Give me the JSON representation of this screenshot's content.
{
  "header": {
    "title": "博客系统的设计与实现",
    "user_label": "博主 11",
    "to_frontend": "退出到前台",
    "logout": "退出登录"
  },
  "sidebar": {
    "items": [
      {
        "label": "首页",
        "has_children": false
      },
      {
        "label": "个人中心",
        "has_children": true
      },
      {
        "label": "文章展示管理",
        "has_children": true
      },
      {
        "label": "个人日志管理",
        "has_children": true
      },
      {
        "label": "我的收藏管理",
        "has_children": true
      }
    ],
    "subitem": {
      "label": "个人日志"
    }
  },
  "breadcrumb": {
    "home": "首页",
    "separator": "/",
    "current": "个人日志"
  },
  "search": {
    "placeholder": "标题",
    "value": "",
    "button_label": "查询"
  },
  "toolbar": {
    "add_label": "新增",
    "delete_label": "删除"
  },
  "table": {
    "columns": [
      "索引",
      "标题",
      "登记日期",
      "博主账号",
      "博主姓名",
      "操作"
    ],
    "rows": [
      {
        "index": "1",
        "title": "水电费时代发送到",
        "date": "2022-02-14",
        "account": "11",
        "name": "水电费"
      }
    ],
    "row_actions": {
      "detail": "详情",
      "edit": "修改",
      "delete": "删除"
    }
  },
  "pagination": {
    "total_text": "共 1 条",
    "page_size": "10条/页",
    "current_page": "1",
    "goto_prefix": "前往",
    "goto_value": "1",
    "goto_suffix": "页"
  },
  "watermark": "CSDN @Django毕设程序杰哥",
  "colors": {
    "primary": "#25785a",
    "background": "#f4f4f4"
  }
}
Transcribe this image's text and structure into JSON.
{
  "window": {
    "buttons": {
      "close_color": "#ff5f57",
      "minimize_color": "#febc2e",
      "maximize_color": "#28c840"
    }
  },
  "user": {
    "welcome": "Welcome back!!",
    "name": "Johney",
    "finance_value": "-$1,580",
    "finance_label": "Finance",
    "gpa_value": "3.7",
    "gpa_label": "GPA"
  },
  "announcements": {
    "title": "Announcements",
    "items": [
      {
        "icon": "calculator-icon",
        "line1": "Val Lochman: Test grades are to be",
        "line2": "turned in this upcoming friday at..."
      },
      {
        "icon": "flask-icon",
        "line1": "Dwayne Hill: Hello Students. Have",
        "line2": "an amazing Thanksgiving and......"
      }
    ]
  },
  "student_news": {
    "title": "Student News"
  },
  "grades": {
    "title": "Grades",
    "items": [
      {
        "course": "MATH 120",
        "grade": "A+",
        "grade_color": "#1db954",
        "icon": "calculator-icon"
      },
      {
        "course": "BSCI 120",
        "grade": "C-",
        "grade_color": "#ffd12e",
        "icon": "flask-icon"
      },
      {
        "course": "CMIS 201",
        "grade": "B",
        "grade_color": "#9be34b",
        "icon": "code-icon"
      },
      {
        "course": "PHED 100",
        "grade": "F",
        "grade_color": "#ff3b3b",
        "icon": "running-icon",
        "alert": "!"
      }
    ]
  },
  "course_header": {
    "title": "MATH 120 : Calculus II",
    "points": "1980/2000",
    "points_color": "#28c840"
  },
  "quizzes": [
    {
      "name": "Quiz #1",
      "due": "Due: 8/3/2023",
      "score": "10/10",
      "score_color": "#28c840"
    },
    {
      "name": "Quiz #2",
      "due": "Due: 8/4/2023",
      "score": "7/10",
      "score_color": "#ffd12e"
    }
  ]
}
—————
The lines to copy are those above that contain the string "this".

Solution to the problem -
Give me the JSON representation of this screenshot's content.
Transcribe this image's text and structure into JSON.
        "line2": "turned in this upcoming friday at..."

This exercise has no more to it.